It was a polytech course that led Gareth McDougall to the work in adventure tourism that in turn led to paramedicine. And that was that career it brought him back to his home town of Gisborne.
After more than 20 years out of the region, Gareth returned in mid-2023 to take up the role of critical care flight paramedic with the Trust Tairāwhiti Eastland Rescue Helicopter service.
And it was more than a sideways move from his former home at Sydney’s Bondi Beach . . . he also moved “up” in changing his work from land-based ambulance care to a career in the air.
“I had done a bit of flight training back in Queenstown but this is a lot more intensive,” he says. “I was keen to come back to be closer to my family, and the helicopter service here has a great team doing really invigorating work.”
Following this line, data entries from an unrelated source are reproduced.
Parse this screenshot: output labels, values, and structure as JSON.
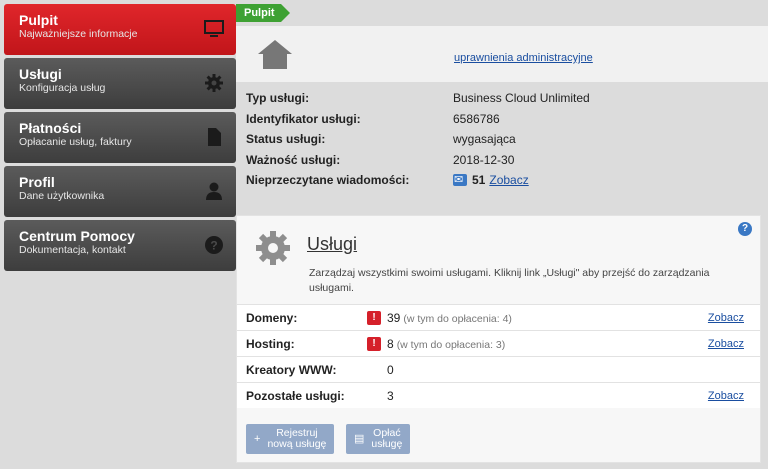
{
  "sidebar": {
    "items": [
      {
        "title": "Pulpit",
        "subtitle": "Najważniejsze informacje",
        "icon": "monitor-icon"
      },
      {
        "title": "Usługi",
        "subtitle": "Konfiguracja usług",
        "icon": "gear-icon"
      },
      {
        "title": "Płatności",
        "subtitle": "Opłacanie usług, faktury",
        "icon": "document-icon"
      },
      {
        "title": "Profil",
        "subtitle": "Dane użytkownika",
        "icon": "user-icon"
      },
      {
        "title": "Centrum Pomocy",
        "subtitle": "Dokumentacja, kontakt",
        "icon": "help-icon"
      }
    ]
  },
  "breadcrumb": "Pulpit",
  "header": {
    "admin_link": "uprawnienia administracyjne"
  },
  "info": {
    "service_type_label": "Typ usługi:",
    "service_type": "Business Cloud Unlimited",
    "service_id_label": "Identyfikator usługi:",
    "service_id": "6586786",
    "status_label": "Status usługi:",
    "status": "wygasająca",
    "validity_label": "Ważność usługi:",
    "validity": "2018-12-30",
    "messages_label": "Nieprzeczytane wiadomości:",
    "messages_count": "51",
    "messages_link": "Zobacz"
  },
  "services": {
    "title": "Usługi",
    "description": "Zarządzaj wszystkimi swoimi usługami. Kliknij link „Usługi\" aby przejść do zarządzania usługami.",
    "help": "?",
    "rows": [
      {
        "name": "Domeny:",
        "count": "39",
        "note": "(w tym do opłacenia: 4)",
        "link": "Zobacz"
      },
      {
        "name": "Hosting:",
        "count": "8",
        "note": "(w tym do opłacenia: 3)",
        "link": "Zobacz"
      },
      {
        "name": "Kreatory WWW:",
        "count": "0"
      },
      {
        "name": "Pozostałe usługi:",
        "count": "3",
        "link": "Zobacz"
      }
    ],
    "register_line1": "Rejestruj",
    "register_line2": "nową usługę",
    "pay_line1": "Opłać",
    "pay_line2": "usługę"
  },
  "colors": {
    "active": "#d21c22",
    "nav": "#4a4a4a",
    "accent_green": "#3ea133",
    "link": "#1a4ea0",
    "warning": "#d5202a"
  }
}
Gareth’s journey started in 1991 with a tourism course at the then-Tairāwhiti Polytechnic, followed by one in Rotorua that focused more on adventure tourism.
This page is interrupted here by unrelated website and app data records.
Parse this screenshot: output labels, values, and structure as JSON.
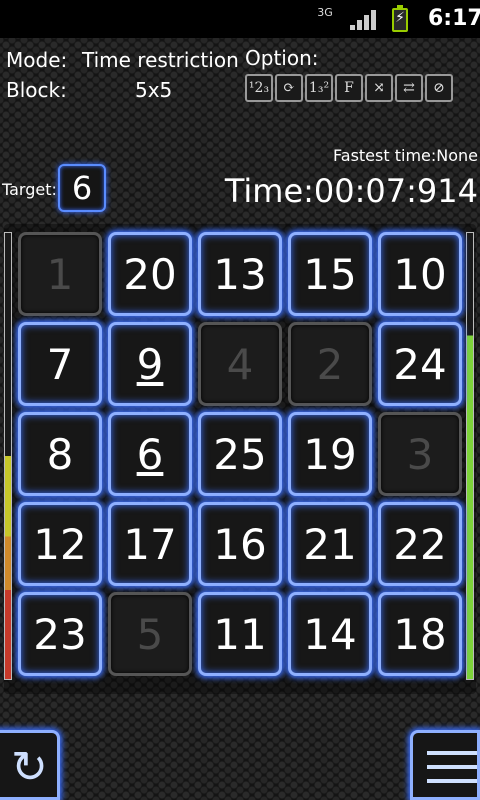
{
  "status": {
    "network": "3G",
    "time": "6:17"
  },
  "info": {
    "mode_label": "Mode:",
    "mode_value": "Time restriction",
    "block_label": "Block:",
    "block_value": "5x5",
    "option_label": "Option:"
  },
  "options": [
    {
      "name": "sequence-option-icon",
      "glyph": "¹2₃"
    },
    {
      "name": "rotate-option-icon",
      "glyph": "⟳"
    },
    {
      "name": "power-sequence-option-icon",
      "glyph": "1₃²"
    },
    {
      "name": "font-option-icon",
      "glyph": "F"
    },
    {
      "name": "shuffle-option-icon",
      "glyph": "⤨"
    },
    {
      "name": "swap-option-icon",
      "glyph": "⇄"
    },
    {
      "name": "mute-option-icon",
      "glyph": "⊘"
    }
  ],
  "fastest": "Fastest time:None",
  "target_label": "Target:",
  "target_value": "6",
  "timer": "Time:00:07:914",
  "progress": {
    "left_level": 0.5,
    "right_level": 0.77
  },
  "grid": [
    [
      {
        "n": "1",
        "done": true
      },
      {
        "n": "20"
      },
      {
        "n": "13"
      },
      {
        "n": "15"
      },
      {
        "n": "10"
      }
    ],
    [
      {
        "n": "7"
      },
      {
        "n": "9",
        "ul": true
      },
      {
        "n": "4",
        "done": true
      },
      {
        "n": "2",
        "done": true
      },
      {
        "n": "24"
      }
    ],
    [
      {
        "n": "8"
      },
      {
        "n": "6",
        "ul": true
      },
      {
        "n": "25"
      },
      {
        "n": "19"
      },
      {
        "n": "3",
        "done": true
      }
    ],
    [
      {
        "n": "12"
      },
      {
        "n": "17"
      },
      {
        "n": "16"
      },
      {
        "n": "21"
      },
      {
        "n": "22"
      }
    ],
    [
      {
        "n": "23"
      },
      {
        "n": "5",
        "done": true
      },
      {
        "n": "11"
      },
      {
        "n": "14"
      },
      {
        "n": "18"
      }
    ]
  ]
}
He then worked for more than a decade in the industry, taking a year out to undergo ambulance training in Auckland.
“No matter how careful you are in adventure tourism there is always a risk of accident and injury and I certainly saw a bit of that,” he says. “That’s what got me started.”
By 2004 Gareth had secured a job with the New South Wales ambulance service where he worked for nearly 20 years, along the way completing a Bachelor in health sciences, teaching paramedicine students at Western Sydney University, and starting his own post-grad studies in critical care.
Then when he arrived in Gisborne there was more education to come . . . he spent at week at Search and Rescue Ltd’s Taupo base to undergo his medical induction, followed by another week of training in the aviation skills needed before he took to the air.
“We did a lot of things like winch training so it was all pretty new and exciting and a challenge to tie in with my existing skill base,” he says.
“Anyone doing this sort of work will tell you there is a big risk of fatigue or burn-out, and this role has really got my enthusiasm going again.”
Within just weeks of joining the Trust Tairāwhiti Eastland Rescue Helicopter team, Gareth McDougall had already been on multiple flights to treat patients in some of the more remote areas of the region.
“Coming from an urban environment in Australia, that change has been especially interesting and rewarding,” he says.
“Up the East Coast, for example, there are incredible staff and volunteers but we get to bring this extra layer of critical care training and experience, and that’s a privilege I am really enjoying.”